At the time of her death in 2011, the figure had dramatically fallen to £96,000.

The funds from the house sale in 2008 – purchased by Nick who took out a ‘second mortgage’ to support his frail mum’s care – were supposed to be spent on Mrs Lewis’s needs only.

In 2003 when the power of attorney was granted, Mrs Lewis was already being assessed for the early onset of dementia at University Hospital in Coventry.

She had appeared to misguidedly place her trust in Rigby, a former carer of dementia patients who she first befriended when Nick attended 1st Meriden cub scouts where Rigby was a cub scout leader.

Rigby was thought to be a respected volunteer for the Samaritans and Inner Wheel charities. The court also heard she was involved in the masons in Leamington before moving to Kent.

Rigby, of Burnt Barn Cottages, Betteshanger, Kent, is now disgraced after being found guilty by a jury of fraud totaling £57,000.

Her 56 year-old daughter Jane MacDonald, of the same address, was found guilty of two charges of acquiring criminal property, and son-in-law Allan, 60, was found guilty of one count. Both formerly lived in Earlsdon, Coventry.

The three are expected to be sentenced at the same court on November 10.

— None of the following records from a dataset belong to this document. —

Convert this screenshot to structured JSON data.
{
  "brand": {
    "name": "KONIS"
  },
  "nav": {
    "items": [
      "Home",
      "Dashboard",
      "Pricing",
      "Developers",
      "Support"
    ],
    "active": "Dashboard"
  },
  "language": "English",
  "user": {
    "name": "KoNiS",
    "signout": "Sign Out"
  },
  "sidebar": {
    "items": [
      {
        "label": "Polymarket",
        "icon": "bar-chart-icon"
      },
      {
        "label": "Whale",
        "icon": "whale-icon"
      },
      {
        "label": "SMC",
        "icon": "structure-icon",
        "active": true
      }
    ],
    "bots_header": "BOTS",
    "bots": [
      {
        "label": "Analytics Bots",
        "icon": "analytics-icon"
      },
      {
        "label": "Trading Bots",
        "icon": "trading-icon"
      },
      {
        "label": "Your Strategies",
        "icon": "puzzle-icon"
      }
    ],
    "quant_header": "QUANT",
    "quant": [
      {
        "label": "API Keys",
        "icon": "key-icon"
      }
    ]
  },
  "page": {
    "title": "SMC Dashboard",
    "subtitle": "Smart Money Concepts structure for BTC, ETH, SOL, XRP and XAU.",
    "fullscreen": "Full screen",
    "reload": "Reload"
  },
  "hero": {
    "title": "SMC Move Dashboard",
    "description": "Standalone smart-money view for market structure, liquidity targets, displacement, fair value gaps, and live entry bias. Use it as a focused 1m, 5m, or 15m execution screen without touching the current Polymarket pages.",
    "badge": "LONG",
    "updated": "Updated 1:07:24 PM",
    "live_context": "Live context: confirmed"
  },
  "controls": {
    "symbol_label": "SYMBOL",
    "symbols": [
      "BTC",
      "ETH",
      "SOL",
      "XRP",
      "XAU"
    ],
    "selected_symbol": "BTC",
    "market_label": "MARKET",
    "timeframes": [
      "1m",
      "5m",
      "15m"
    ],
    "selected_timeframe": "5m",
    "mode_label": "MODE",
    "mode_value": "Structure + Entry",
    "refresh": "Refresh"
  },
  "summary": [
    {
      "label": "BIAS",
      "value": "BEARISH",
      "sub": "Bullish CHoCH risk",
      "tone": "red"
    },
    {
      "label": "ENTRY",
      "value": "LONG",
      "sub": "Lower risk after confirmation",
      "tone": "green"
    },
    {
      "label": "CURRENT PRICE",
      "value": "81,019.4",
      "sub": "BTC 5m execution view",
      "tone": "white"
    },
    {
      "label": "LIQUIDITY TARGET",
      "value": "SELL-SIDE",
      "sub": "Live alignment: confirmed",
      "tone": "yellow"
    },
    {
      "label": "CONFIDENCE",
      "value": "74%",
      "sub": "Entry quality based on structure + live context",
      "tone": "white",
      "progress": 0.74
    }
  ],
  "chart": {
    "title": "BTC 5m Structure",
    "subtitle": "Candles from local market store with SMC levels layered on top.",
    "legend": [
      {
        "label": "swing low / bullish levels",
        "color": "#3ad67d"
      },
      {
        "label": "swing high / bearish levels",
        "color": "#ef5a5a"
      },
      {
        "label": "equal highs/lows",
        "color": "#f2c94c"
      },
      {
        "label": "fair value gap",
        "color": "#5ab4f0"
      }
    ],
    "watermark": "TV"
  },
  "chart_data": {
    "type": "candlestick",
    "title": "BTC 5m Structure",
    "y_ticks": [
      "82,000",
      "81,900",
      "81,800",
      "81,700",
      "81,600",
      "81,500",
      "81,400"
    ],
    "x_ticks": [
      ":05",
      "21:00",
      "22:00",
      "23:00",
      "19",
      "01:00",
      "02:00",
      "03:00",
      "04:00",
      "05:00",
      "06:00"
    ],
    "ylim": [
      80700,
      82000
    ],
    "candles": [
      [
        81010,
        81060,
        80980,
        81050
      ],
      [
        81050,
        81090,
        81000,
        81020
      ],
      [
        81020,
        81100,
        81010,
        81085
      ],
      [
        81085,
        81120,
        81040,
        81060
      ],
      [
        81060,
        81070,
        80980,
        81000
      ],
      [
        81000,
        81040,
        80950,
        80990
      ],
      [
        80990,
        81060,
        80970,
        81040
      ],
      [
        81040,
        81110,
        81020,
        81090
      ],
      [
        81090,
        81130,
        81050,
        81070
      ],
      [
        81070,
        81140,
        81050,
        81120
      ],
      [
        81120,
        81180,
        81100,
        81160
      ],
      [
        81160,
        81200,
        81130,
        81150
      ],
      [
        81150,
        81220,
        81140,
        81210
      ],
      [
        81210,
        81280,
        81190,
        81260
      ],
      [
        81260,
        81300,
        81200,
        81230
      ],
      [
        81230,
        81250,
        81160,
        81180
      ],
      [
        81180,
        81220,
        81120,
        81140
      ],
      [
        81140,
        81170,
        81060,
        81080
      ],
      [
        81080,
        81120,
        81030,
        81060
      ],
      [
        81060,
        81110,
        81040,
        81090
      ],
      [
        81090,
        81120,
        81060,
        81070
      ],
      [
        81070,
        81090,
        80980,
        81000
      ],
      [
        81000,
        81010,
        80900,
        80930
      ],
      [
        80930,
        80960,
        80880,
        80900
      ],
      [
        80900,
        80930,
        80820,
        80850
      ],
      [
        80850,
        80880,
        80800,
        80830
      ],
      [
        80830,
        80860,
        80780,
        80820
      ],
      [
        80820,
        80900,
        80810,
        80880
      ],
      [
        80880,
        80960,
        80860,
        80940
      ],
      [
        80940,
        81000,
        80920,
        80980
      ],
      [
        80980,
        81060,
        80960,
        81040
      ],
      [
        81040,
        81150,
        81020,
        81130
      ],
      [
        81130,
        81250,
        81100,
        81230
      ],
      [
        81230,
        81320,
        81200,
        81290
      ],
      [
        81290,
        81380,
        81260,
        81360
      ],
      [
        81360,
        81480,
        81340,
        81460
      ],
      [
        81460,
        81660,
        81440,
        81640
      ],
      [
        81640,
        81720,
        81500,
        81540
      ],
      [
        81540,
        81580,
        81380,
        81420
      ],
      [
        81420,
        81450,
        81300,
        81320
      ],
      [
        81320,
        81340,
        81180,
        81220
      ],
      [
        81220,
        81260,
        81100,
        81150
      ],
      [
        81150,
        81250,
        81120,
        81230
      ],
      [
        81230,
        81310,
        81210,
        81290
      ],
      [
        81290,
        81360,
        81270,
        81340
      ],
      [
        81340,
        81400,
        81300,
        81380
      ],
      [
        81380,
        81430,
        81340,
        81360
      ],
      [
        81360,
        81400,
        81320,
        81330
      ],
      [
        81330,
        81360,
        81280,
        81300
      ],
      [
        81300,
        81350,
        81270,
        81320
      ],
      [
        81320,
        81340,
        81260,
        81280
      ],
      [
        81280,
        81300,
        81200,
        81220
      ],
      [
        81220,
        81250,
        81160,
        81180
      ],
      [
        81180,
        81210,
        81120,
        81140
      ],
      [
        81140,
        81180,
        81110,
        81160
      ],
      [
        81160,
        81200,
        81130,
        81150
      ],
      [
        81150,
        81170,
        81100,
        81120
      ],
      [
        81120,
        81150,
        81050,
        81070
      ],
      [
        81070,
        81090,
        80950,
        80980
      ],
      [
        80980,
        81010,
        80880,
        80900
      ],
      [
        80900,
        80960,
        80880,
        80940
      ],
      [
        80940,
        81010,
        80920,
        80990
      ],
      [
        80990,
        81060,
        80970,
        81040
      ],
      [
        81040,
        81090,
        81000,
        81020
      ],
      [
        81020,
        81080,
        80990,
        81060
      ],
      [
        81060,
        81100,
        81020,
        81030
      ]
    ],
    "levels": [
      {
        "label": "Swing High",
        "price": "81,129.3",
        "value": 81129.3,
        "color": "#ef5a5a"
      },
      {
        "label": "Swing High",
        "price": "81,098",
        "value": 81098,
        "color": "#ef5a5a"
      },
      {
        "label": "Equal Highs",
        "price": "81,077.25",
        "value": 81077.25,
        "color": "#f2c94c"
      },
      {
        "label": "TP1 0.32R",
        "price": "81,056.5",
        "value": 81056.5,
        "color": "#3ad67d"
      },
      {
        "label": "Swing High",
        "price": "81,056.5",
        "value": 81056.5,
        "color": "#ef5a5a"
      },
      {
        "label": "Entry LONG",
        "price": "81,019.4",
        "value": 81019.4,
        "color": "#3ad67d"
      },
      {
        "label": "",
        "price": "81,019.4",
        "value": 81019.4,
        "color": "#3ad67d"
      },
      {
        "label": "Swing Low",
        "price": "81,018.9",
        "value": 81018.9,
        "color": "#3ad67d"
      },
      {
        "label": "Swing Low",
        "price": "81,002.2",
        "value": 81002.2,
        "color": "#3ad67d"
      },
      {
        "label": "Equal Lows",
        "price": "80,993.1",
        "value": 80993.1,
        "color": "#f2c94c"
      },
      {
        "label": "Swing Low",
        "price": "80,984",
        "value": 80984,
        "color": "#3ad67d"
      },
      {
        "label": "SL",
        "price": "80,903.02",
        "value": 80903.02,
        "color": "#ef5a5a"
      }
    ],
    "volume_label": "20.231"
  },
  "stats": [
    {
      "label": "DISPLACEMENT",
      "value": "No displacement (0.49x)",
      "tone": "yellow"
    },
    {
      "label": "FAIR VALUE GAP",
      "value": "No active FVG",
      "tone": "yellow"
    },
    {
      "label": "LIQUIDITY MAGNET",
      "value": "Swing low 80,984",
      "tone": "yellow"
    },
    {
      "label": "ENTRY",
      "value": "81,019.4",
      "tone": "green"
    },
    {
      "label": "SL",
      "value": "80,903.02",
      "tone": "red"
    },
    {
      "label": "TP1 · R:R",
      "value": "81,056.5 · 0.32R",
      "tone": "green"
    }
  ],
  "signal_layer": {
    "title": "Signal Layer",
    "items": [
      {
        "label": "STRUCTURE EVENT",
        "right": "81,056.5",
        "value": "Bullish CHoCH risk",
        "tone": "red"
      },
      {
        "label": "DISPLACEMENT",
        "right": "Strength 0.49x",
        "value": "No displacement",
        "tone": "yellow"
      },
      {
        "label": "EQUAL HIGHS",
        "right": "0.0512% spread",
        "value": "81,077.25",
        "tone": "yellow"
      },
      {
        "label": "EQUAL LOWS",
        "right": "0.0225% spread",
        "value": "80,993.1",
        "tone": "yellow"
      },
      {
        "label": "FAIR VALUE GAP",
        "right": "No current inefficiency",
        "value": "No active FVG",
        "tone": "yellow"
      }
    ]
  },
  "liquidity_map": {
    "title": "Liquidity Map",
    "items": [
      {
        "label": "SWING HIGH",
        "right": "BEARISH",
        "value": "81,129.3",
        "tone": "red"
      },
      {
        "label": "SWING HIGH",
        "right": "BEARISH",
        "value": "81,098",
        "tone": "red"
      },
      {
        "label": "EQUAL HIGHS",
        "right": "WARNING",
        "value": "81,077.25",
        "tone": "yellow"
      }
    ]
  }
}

Mr Lewis, a management consultant, now living in Kenilworth, said: “For me, this was never about money, and I do not stand to financially benefit from this. It’s been extremely stressful and time consuming as well as costing a lot of money in legal fees, and I’ve had to take time out of my career to fight this case.

“For me, it’s about justice. These people had a veneer of respectability as nurses, charity volunteers, churchgoers, and a policeman.

“The truth is now out – they took money from my mum and made 1,100 separate transactions on her accounts.

“My mum died four years ago this month. They thought this would all just go away, and people would be fobbed off.

“Unbelievably, Margaret carried on spending mum’s money after her death and even on the day of her funeral, when I’d foolishly praised Margaret’s friendship during the eulogy.”

Rigby’s spending only emerged later on the reading of the will, of which Mrs Lewis’s only child Nick was the sole beneficiary.

Mr Lewis said he hoped the case would raise awareness of other vulnerable dementia sufferers who may be financially abused in similar circumstances. He has raised the matter with his MP Jeremy Wright, the government’s attorney general.

Rigby had claimed the spending would have been what her friend Barbara wanted.

The money was also blown on expensive dental treatment for Rigby’s daughter, a cooker for the Rigby household, a £500 coffee machine, and even a ‘chicken house’ – as Mrs Lewis lay in bed only able to eat pureed food.

Mrs Lewis’s husband George Lewis died in 1991. He was an associate partner at Cartwright, Holt and Sons, a well-known estate agents in Coventry and surrounding areas.

Barbara had once worked at the Warwickshire Police HQ in Leek Wootton in a secretarial job, and had previously worked for the United Nations in Tripoli and Sri Lanka – then Ceylon.

In the 1970s, she became a treasurer at the 1st Meriden Scout group alongside Rigby, who lived in Meriden at the time when her and her late husband Roy once ran the greengrocer’s store on The Green.

Following the Rigbys’ move to Kent in 2003, they moved Mrs Lewis to Elliott House residential home in Herne Bay, Kent, close to them – 200 miles away from her only son, despite his objections.

Nick later managed to move her back to the Midlands, to a care home in Tamworth, Staffordshire.

Prosecutor Dominic Connolly said Rigby had “abused her position of trust.”

He added: “The daughter and son-in-law were recipients of gifts, which they knew had come from Barbara Lewis’s money.”

Rigby’s 23-year-old granddaughter Rosie MacDonald, of Bingley Court, Canterbury, was acquitted of acquiring criminal property.